Effective date (Start): August 01, 2018
Effective date (End): December 31, 2018
Field of knowledge:Health Sciences - Nutrition
Principal Investigator:Fernando Moreira Simabuco
Grantee:Mariana Rosolen Tavares
Supervisor abroad: Carol Fuzeti Elias
Home Institution: Faculdade de Ciências Aplicadas (FCA). Universidade Estadual de Campinas (UNICAMP). Limeira , SP, Brazil
Local de pesquisa : University of Michigan, United States  
Associated to the scholarship:15/24475-3 - Modulation of expression of S6Ks in the central nervous system and its effects in obesity, BP.DD

Abstract

Obesity has been considered a worldwide epidemic. WHO data are categorical in assert that obesity is responsible for a number of pathologies development, including type II diabetes, cardiovascular disease, stroke, dyslipidemia, osteoarthritis and some cancers.
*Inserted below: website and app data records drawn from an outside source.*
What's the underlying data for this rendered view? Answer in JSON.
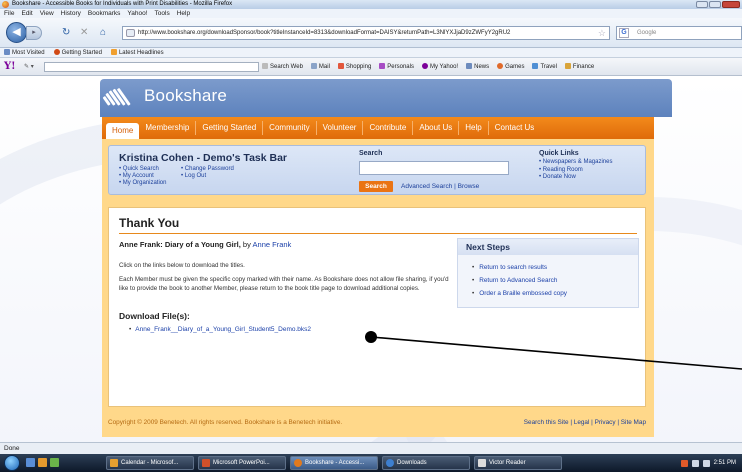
{
  "window": {
    "title": "Bookshare - Accessible Books for Individuals with Print Disabilities - Mozilla Firefox"
  },
  "menubar": [
    "File",
    "Edit",
    "View",
    "History",
    "Bookmarks",
    "Yahoo!",
    "Tools",
    "Help"
  ],
  "navbar": {
    "url": "http://www.bookshare.org/downloadSponsor/book?titleInstanceId=8313&downloadFormat=DAISY&returnPath=L3NlYXJjaD9zZWFyY2gRU2",
    "search_placeholder": "Google"
  },
  "bookmarks": [
    "Most Visited",
    "Getting Started",
    "Latest Headlines"
  ],
  "yahoo_toolbar": {
    "logo": "Y!",
    "items": [
      "Search Web",
      "Mail",
      "Shopping",
      "Personals",
      "My Yahoo!",
      "News",
      "Games",
      "Travel",
      "Finance"
    ]
  },
  "site": {
    "logo_text": "Bookshare",
    "nav": [
      "Home",
      "Membership",
      "Getting Started",
      "Community",
      "Volunteer",
      "Contribute",
      "About Us",
      "Help",
      "Contact Us"
    ],
    "taskbar": {
      "title": "Kristina Cohen - Demo's Task Bar",
      "links_col1": [
        "Quick Search",
        "My Account",
        "My Organization"
      ],
      "links_col2": [
        "Change Password",
        "Log Out"
      ],
      "search_label": "Search",
      "search_button": "Search",
      "advanced_search": "Advanced Search",
      "browse": "Browse",
      "quick_links_title": "Quick Links",
      "quick_links": [
        "Newspapers & Magazines",
        "Reading Room",
        "Donate Now"
      ]
    },
    "content": {
      "title": "Thank You",
      "book_title": "Anne Frank: Diary of a Young Girl,",
      "by": "by",
      "author": "Anne Frank",
      "para1": "Click on the links below to download the titles.",
      "para2": "Each Member must be given the specific copy marked with their name. As Bookshare does not allow file sharing, if you'd like to provide the book to another Member, please return to the book title page to download additional copies.",
      "download_heading": "Download File(s):",
      "download_file": "Anne_Frank__Diary_of_a_Young_Girl_Student5_Demo.bks2"
    },
    "next_steps": {
      "title": "Next Steps",
      "items": [
        "Return to search results",
        "Return to Advanced Search",
        "Order a Braille embossed copy"
      ]
    },
    "footer": {
      "copyright": "Copyright © 2009 Benetech. All rights reserved. Bookshare is a Benetech initiative.",
      "links": "Search this Site | Legal | Privacy | Site Map"
    }
  },
  "status": "Done",
  "taskbar_windows": {
    "tasks": [
      "Calendar - Microsof...",
      "Microsoft PowerPoi...",
      "Bookshare - Accessi...",
      "Downloads",
      "Victor Reader"
    ],
    "clock": "2:51 PM"
  },
  "colors": {
    "site_orange": "#ea7414",
    "link_blue": "#1a3fa8",
    "header_blue": "#6a8cc4"
  }
}
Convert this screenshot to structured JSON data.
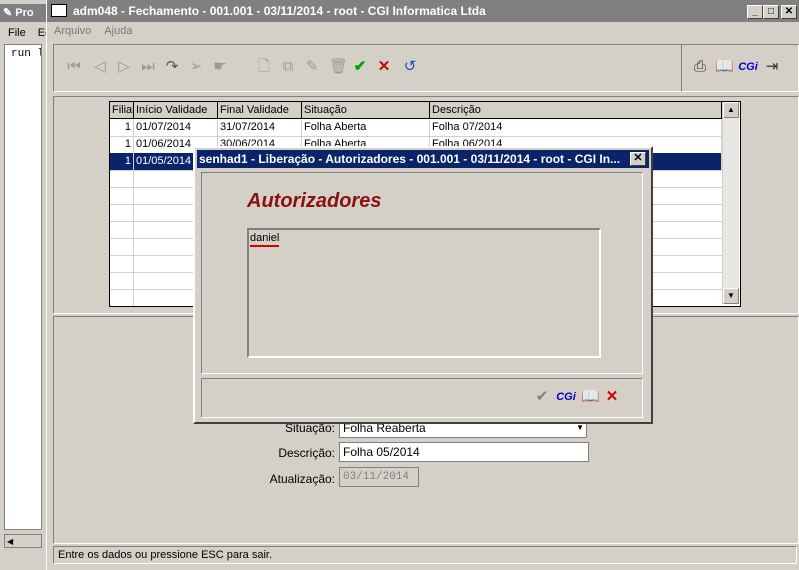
{
  "bg_window": {
    "title": "Pro",
    "menu": [
      "File",
      "Ed"
    ],
    "code": "run l"
  },
  "main_window": {
    "title": "adm048 - Fechamento - 001.001 - 03/11/2014 - root - CGI Informatica Ltda",
    "menu": [
      "Arquivo",
      "Ajuda"
    ],
    "cgi_label": "CGi"
  },
  "grid": {
    "columns": [
      "Filial",
      "Início Validade",
      "Final Validade",
      "Situação",
      "Descrição"
    ],
    "rows": [
      {
        "filial": "1",
        "inicio": "01/07/2014",
        "final": "31/07/2014",
        "situacao": "Folha Aberta",
        "descricao": "Folha 07/2014"
      },
      {
        "filial": "1",
        "inicio": "01/06/2014",
        "final": "30/06/2014",
        "situacao": "Folha Aberta",
        "descricao": "Folha 06/2014"
      },
      {
        "filial": "1",
        "inicio": "01/05/2014",
        "final": "",
        "situacao": "",
        "descricao": ""
      }
    ]
  },
  "form": {
    "situacao_label": "Situação:",
    "situacao_value": "Folha Reaberta",
    "descricao_label": "Descrição:",
    "descricao_value": "Folha 05/2014",
    "atualizacao_label": "Atualização:",
    "atualizacao_value": "03/11/2014"
  },
  "status_bar": "Entre os dados ou pressione ESC para sair.",
  "dialog": {
    "title": "senhad1 - Liberação - Autorizadores - 001.001 - 03/11/2014 - root - CGI In...",
    "heading": "Autorizadores",
    "items": [
      "daniel"
    ],
    "cgi_label": "CGi"
  },
  "colors": {
    "selection": "#0a246a",
    "heading": "#8b1010",
    "cancel": "#d40000",
    "confirm": "#00a000",
    "cgi": "#0000cc"
  }
}
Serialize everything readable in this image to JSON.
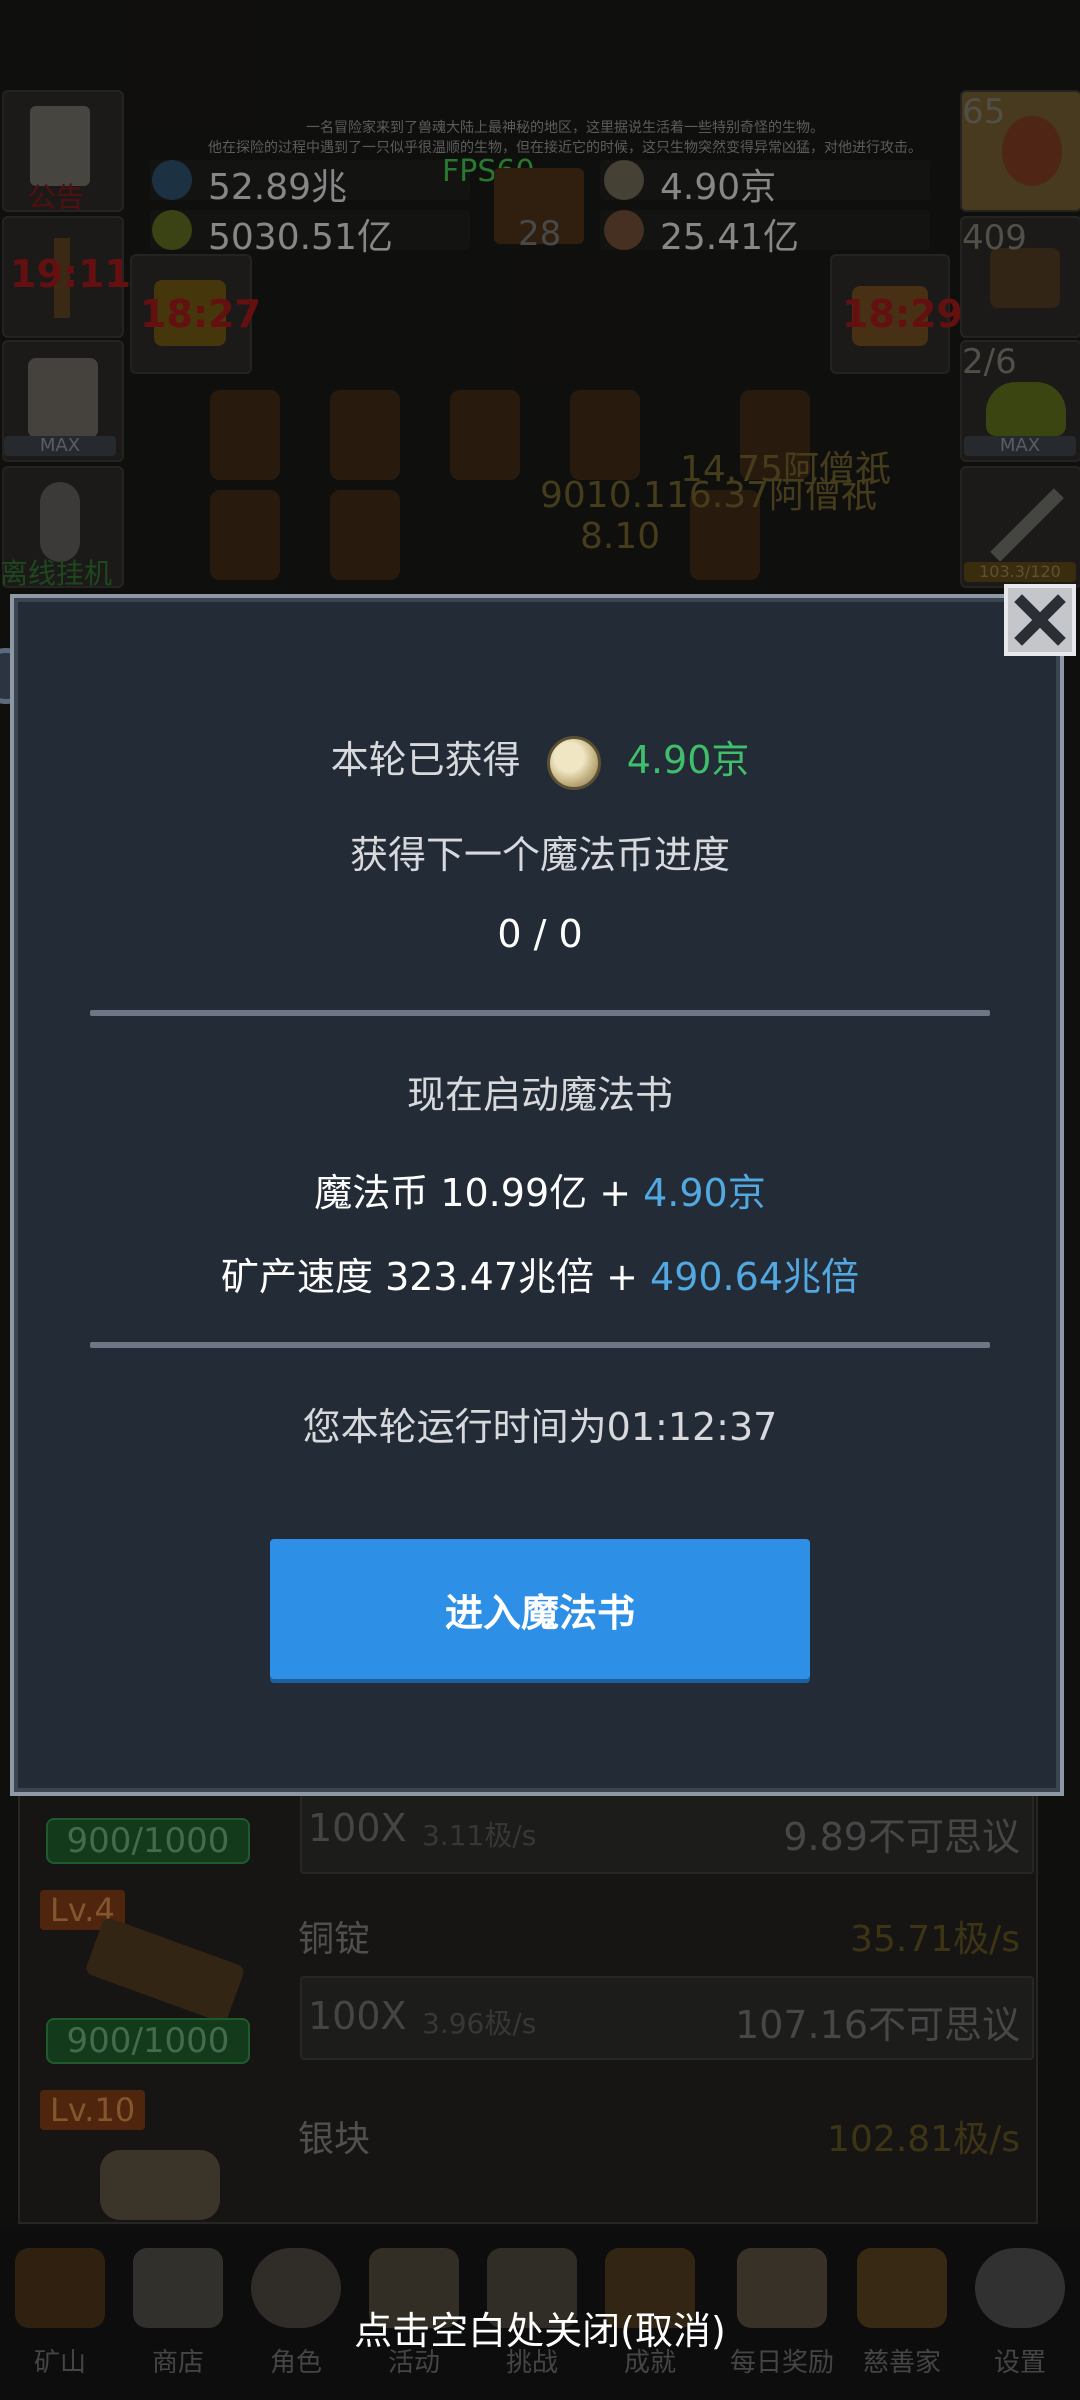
{
  "story": {
    "line1": "一名冒险家来到了兽魂大陆上最神秘的地区，这里据说生活着一些特别奇怪的生物。",
    "line2": "他在探险的过程中遇到了一只似乎很温顺的生物，但在接近它的时候，这只生物突然变得异常凶猛，对他进行攻击。"
  },
  "hud": {
    "fps": "FPS60",
    "res_left_top": "52.89兆",
    "res_left_bottom": "5030.51亿",
    "res_right_top": "4.90京",
    "res_right_bottom": "25.41亿",
    "book_count": "28",
    "timer_left": "18:27",
    "timer_right": "18:29",
    "left_side": {
      "announce": "公告",
      "torch_timer": "19:11",
      "max1": "MAX",
      "offline": "离线挂机"
    },
    "right_side": {
      "potion_count": "65",
      "chest_count": "409",
      "slime_count": "2/6",
      "max2": "MAX",
      "sword_progress": "103.3/120"
    },
    "float_texts": [
      "14.75阿僧祇",
      "9010.116.37阿僧祇",
      "8.10"
    ]
  },
  "modal": {
    "earned_label": "本轮已获得",
    "earned_value": "4.90京",
    "progress_label": "获得下一个魔法币进度",
    "progress_value": "0 / 0",
    "start_label": "现在启动魔法书",
    "coins_label": "魔法币 10.99亿 + ",
    "coins_bonus": "4.90京",
    "speed_label": "矿产速度 323.47兆倍 + ",
    "speed_bonus": "490.64兆倍",
    "runtime": "您本轮运行时间为01:12:37",
    "enter_button": "进入魔法书",
    "colors": {
      "green": "#3fbe6b",
      "blue": "#52a8e0",
      "button": "#2d8fe6"
    }
  },
  "list": {
    "items": [
      {
        "count": "900/1000",
        "mult": "100X",
        "mult_rate": "3.11极/s",
        "cost": "9.89不可思议"
      },
      {
        "level": "Lv.4",
        "name": "铜锭",
        "rate": "35.71极/s",
        "count": "900/1000",
        "mult": "100X",
        "mult_rate": "3.96极/s",
        "cost": "107.16不可思议"
      },
      {
        "level": "Lv.10",
        "name": "银块",
        "rate": "102.81极/s"
      }
    ]
  },
  "nav": {
    "items": [
      {
        "label": "矿山",
        "icon": "lantern-icon"
      },
      {
        "label": "商店",
        "icon": "ore-bag-icon"
      },
      {
        "label": "角色",
        "icon": "skull-icon"
      },
      {
        "label": "活动",
        "icon": "scroll-icon"
      },
      {
        "label": "挑战",
        "icon": "map-icon"
      },
      {
        "label": "成就",
        "icon": "key-icon"
      },
      {
        "label": "每日奖励",
        "icon": "letter-icon"
      },
      {
        "label": "慈善家",
        "icon": "bread-icon"
      },
      {
        "label": "设置",
        "icon": "gear-icon"
      }
    ],
    "close_hint": "点击空白处关闭(取消)"
  }
}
Therefore, there is a great demand for a better understanding of biochemical and metabolic processes related to obesity. The mTOR protein pathway has been associated to the control of energy balance acting as a sensor of available nutrients and as a signal for the energy expenditure or energy storage. The present research project aims to study the different S6Ks proteins, known as effectors of the mTOR directed response, in the central nervous system (CNS) and their consequences for the energetic homeostasis. The project's proposal is to use a Cre-dependent adeno-associated viral (AAV) system to overexpress the S6Ks isoforms (p70-S6K1 and p54-S6K2) in adult male POMC-Cre mice, available at the University of Michigan, under the supervision Dr. Carol Elias. The S6Ks overexpression will be directed to specific neurons that express POMC neuropeptides in the hypothalamus, allowing the specific analysis of their effects. Regarding problems involving obesity, its associated diseases and the mTOR/S6Ks pathway's role in metabolism control, it is expected that the development of the present research project may bring forward greater understanding of the biochemical and metabolic processes behind these conditions, in addition to the possibility of developing of more effective and safer treatments.